WORK REQUEST
Repeat every entry below exactly as given.

Items from a data source
= = = =
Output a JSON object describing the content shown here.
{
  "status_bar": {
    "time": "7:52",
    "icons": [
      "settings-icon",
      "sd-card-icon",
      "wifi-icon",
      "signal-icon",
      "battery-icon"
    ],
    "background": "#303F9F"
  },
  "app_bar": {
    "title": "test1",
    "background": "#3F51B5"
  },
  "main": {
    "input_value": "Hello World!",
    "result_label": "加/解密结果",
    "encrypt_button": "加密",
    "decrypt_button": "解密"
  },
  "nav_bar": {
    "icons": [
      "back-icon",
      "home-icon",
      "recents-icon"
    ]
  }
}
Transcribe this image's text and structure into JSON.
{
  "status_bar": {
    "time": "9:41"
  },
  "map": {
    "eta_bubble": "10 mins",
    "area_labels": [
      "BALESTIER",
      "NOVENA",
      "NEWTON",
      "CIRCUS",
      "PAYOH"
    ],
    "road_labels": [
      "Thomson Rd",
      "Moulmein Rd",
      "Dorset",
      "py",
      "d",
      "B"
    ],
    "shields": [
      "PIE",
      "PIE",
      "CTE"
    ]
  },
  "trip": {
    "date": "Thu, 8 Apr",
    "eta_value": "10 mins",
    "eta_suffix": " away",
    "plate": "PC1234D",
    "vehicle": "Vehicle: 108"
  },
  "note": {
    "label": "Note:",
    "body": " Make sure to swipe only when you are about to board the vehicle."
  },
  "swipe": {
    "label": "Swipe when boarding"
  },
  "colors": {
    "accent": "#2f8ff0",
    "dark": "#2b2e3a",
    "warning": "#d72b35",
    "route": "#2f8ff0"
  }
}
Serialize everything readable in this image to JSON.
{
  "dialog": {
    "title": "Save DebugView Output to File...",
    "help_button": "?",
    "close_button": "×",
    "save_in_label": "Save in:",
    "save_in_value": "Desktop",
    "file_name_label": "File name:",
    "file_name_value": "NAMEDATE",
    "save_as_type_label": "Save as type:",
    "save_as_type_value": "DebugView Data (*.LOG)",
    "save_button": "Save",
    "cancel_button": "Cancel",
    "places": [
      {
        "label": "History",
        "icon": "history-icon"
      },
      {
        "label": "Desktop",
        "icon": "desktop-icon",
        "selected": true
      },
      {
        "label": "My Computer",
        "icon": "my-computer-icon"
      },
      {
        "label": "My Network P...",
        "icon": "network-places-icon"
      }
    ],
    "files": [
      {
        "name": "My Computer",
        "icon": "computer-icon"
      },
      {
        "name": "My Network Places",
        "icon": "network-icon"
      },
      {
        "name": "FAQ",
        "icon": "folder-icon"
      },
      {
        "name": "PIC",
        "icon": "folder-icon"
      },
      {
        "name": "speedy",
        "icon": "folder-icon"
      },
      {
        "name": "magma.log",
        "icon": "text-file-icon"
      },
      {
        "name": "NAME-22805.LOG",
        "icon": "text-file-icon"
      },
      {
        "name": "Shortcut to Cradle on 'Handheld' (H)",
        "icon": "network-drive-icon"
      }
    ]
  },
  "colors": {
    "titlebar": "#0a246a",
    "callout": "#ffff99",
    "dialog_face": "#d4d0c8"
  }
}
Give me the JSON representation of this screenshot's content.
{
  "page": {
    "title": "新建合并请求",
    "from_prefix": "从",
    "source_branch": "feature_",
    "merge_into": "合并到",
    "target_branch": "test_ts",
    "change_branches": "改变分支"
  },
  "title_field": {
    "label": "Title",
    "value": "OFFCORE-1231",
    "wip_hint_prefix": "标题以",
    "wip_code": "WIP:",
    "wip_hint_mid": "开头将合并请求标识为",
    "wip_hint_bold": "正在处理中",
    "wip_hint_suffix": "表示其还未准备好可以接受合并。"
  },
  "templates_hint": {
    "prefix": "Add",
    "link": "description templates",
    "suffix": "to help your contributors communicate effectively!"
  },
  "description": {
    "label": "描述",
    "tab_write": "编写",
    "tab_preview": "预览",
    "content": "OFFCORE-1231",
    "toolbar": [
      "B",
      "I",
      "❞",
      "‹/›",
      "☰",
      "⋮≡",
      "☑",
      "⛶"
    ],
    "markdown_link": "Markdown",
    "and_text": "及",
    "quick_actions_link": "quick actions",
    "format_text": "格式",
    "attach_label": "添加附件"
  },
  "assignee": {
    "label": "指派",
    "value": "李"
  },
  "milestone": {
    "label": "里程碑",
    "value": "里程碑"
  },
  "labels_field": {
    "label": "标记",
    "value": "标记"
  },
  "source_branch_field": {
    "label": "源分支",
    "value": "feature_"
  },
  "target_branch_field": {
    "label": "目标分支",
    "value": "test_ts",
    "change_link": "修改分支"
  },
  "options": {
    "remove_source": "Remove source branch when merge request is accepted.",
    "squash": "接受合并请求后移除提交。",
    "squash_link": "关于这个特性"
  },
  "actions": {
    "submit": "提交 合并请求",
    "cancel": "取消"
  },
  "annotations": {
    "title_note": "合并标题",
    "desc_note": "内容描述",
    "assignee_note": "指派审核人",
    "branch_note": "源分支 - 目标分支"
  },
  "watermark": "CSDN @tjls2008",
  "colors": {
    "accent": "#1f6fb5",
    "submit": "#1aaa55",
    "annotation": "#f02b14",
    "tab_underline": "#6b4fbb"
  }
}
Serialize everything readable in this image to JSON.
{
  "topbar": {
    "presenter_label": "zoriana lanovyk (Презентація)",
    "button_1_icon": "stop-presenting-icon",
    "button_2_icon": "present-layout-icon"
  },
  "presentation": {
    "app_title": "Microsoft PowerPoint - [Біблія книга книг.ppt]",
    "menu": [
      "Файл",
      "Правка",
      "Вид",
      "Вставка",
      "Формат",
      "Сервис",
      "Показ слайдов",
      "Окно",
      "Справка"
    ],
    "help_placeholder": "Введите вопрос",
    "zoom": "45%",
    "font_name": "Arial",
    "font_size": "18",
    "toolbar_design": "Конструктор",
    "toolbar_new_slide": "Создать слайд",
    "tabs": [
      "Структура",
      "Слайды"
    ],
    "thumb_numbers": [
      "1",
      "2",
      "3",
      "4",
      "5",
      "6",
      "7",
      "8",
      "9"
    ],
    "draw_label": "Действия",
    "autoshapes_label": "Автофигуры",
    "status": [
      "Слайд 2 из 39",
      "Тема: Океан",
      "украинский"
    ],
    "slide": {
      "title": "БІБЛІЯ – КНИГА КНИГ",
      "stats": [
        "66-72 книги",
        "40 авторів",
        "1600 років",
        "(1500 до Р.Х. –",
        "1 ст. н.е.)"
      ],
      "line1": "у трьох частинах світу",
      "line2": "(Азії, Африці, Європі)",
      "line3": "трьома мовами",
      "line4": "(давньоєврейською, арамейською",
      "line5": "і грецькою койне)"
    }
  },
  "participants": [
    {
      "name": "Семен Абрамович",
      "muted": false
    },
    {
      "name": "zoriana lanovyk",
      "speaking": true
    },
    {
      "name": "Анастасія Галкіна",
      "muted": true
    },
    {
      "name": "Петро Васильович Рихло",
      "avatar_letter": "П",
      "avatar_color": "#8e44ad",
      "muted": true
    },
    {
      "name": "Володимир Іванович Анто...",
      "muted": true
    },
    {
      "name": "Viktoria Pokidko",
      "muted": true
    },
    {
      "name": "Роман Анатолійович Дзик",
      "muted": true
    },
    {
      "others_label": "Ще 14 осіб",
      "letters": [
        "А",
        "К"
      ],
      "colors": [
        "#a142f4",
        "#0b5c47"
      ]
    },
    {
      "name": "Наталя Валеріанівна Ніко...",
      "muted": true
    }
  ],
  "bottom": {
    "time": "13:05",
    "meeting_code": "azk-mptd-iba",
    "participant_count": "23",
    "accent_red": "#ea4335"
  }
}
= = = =
RESPONSE TO THE EXERCISE
Output a JSON object describing the content shown here.
{
  "status_bar": {
    "time": "7:52",
    "icons": [
      "settings-icon",
      "sd-card-icon",
      "wifi-icon",
      "signal-icon",
      "battery-icon"
    ],
    "background": "#303F9F"
  },
  "app_bar": {
    "title": "test1",
    "background": "#3F51B5"
  },
  "main": {
    "input_value": "Hello World!",
    "result_label": "加/解密结果",
    "encrypt_button": "加密",
    "decrypt_button": "解密"
  },
  "nav_bar": {
    "icons": [
      "back-icon",
      "home-icon",
      "recents-icon"
    ]
  }
}
Transcribe this image's text and structure into JSON.
{
  "status_bar": {
    "time": "9:41"
  },
  "map": {
    "eta_bubble": "10 mins",
    "area_labels": [
      "BALESTIER",
      "NOVENA",
      "NEWTON",
      "CIRCUS",
      "PAYOH"
    ],
    "road_labels": [
      "Thomson Rd",
      "Moulmein Rd",
      "Dorset",
      "py",
      "d",
      "B"
    ],
    "shields": [
      "PIE",
      "PIE",
      "CTE"
    ]
  },
  "trip": {
    "date": "Thu, 8 Apr",
    "eta_value": "10 mins",
    "eta_suffix": " away",
    "plate": "PC1234D",
    "vehicle": "Vehicle: 108"
  },
  "note": {
    "label": "Note:",
    "body": " Make sure to swipe only when you are about to board the vehicle."
  },
  "swipe": {
    "label": "Swipe when boarding"
  },
  "colors": {
    "accent": "#2f8ff0",
    "dark": "#2b2e3a",
    "warning": "#d72b35",
    "route": "#2f8ff0"
  }
}
Serialize everything readable in this image to JSON.
{
  "dialog": {
    "title": "Save DebugView Output to File...",
    "help_button": "?",
    "close_button": "×",
    "save_in_label": "Save in:",
    "save_in_value": "Desktop",
    "file_name_label": "File name:",
    "file_name_value": "NAMEDATE",
    "save_as_type_label": "Save as type:",
    "save_as_type_value": "DebugView Data (*.LOG)",
    "save_button": "Save",
    "cancel_button": "Cancel",
    "places": [
      {
        "label": "History",
        "icon": "history-icon"
      },
      {
        "label": "Desktop",
        "icon": "desktop-icon",
        "selected": true
      },
      {
        "label": "My Computer",
        "icon": "my-computer-icon"
      },
      {
        "label": "My Network P...",
        "icon": "network-places-icon"
      }
    ],
    "files": [
      {
        "name": "My Computer",
        "icon": "computer-icon"
      },
      {
        "name": "My Network Places",
        "icon": "network-icon"
      },
      {
        "name": "FAQ",
        "icon": "folder-icon"
      },
      {
        "name": "PIC",
        "icon": "folder-icon"
      },
      {
        "name": "speedy",
        "icon": "folder-icon"
      },
      {
        "name": "magma.log",
        "icon": "text-file-icon"
      },
      {
        "name": "NAME-22805.LOG",
        "icon": "text-file-icon"
      },
      {
        "name": "Shortcut to Cradle on 'Handheld' (H)",
        "icon": "network-drive-icon"
      }
    ]
  },
  "colors": {
    "titlebar": "#0a246a",
    "callout": "#ffff99",
    "dialog_face": "#d4d0c8"
  }
}
Give me the JSON representation of this screenshot's content.
{
  "page": {
    "title": "新建合并请求",
    "from_prefix": "从",
    "source_branch": "feature_",
    "merge_into": "合并到",
    "target_branch": "test_ts",
    "change_branches": "改变分支"
  },
  "title_field": {
    "label": "Title",
    "value": "OFFCORE-1231",
    "wip_hint_prefix": "标题以",
    "wip_code": "WIP:",
    "wip_hint_mid": "开头将合并请求标识为",
    "wip_hint_bold": "正在处理中",
    "wip_hint_suffix": "表示其还未准备好可以接受合并。"
  },
  "templates_hint": {
    "prefix": "Add",
    "link": "description templates",
    "suffix": "to help your contributors communicate effectively!"
  },
  "description": {
    "label": "描述",
    "tab_write": "编写",
    "tab_preview": "预览",
    "content": "OFFCORE-1231",
    "toolbar": [
      "B",
      "I",
      "❞",
      "‹/›",
      "☰",
      "⋮≡",
      "☑",
      "⛶"
    ],
    "markdown_link": "Markdown",
    "and_text": "及",
    "quick_actions_link": "quick actions",
    "format_text": "格式",
    "attach_label": "添加附件"
  },
  "assignee": {
    "label": "指派",
    "value": "李"
  },
  "milestone": {
    "label": "里程碑",
    "value": "里程碑"
  },
  "labels_field": {
    "label": "标记",
    "value": "标记"
  },
  "source_branch_field": {
    "label": "源分支",
    "value": "feature_"
  },
  "target_branch_field": {
    "label": "目标分支",
    "value": "test_ts",
    "change_link": "修改分支"
  },
  "options": {
    "remove_source": "Remove source branch when merge request is accepted.",
    "squash": "接受合并请求后移除提交。",
    "squash_link": "关于这个特性"
  },
  "actions": {
    "submit": "提交 合并请求",
    "cancel": "取消"
  },
  "annotations": {
    "title_note": "合并标题",
    "desc_note": "内容描述",
    "assignee_note": "指派审核人",
    "branch_note": "源分支 - 目标分支"
  },
  "watermark": "CSDN @tjls2008",
  "colors": {
    "accent": "#1f6fb5",
    "submit": "#1aaa55",
    "annotation": "#f02b14",
    "tab_underline": "#6b4fbb"
  }
}
Serialize everything readable in this image to JSON.
{
  "topbar": {
    "presenter_label": "zoriana lanovyk (Презентація)",
    "button_1_icon": "stop-presenting-icon",
    "button_2_icon": "present-layout-icon"
  },
  "presentation": {
    "app_title": "Microsoft PowerPoint - [Біблія книга книг.ppt]",
    "menu": [
      "Файл",
      "Правка",
      "Вид",
      "Вставка",
      "Формат",
      "Сервис",
      "Показ слайдов",
      "Окно",
      "Справка"
    ],
    "help_placeholder": "Введите вопрос",
    "zoom": "45%",
    "font_name": "Arial",
    "font_size": "18",
    "toolbar_design": "Конструктор",
    "toolbar_new_slide": "Создать слайд",
    "tabs": [
      "Структура",
      "Слайды"
    ],
    "thumb_numbers": [
      "1",
      "2",
      "3",
      "4",
      "5",
      "6",
      "7",
      "8",
      "9"
    ],
    "draw_label": "Действия",
    "autoshapes_label": "Автофигуры",
    "status": [
      "Слайд 2 из 39",
      "Тема: Океан",
      "украинский"
    ],
    "slide": {
      "title": "БІБЛІЯ – КНИГА КНИГ",
      "stats": [
        "66-72 книги",
        "40 авторів",
        "1600 років",
        "(1500 до Р.Х. –",
        "1 ст. н.е.)"
      ],
      "line1": "у трьох частинах світу",
      "line2": "(Азії, Африці, Європі)",
      "line3": "трьома мовами",
      "line4": "(давньоєврейською, арамейською",
      "line5": "і грецькою койне)"
    }
  },
  "participants": [
    {
      "name": "Семен Абрамович",
      "muted": false
    },
    {
      "name": "zoriana lanovyk",
      "speaking": true
    },
    {
      "name": "Анастасія Галкіна",
      "muted": true
    },
    {
      "name": "Петро Васильович Рихло",
      "avatar_letter": "П",
      "avatar_color": "#8e44ad",
      "muted": true
    },
    {
      "name": "Володимир Іванович Анто...",
      "muted": true
    },
    {
      "name": "Viktoria Pokidko",
      "muted": true
    },
    {
      "name": "Роман Анатолійович Дзик",
      "muted": true
    },
    {
      "others_label": "Ще 14 осіб",
      "letters": [
        "А",
        "К"
      ],
      "colors": [
        "#a142f4",
        "#0b5c47"
      ]
    },
    {
      "name": "Наталя Валеріанівна Ніко...",
      "muted": true
    }
  ],
  "bottom": {
    "time": "13:05",
    "meeting_code": "azk-mptd-iba",
    "participant_count": "23",
    "accent_red": "#ea4335"
  }
}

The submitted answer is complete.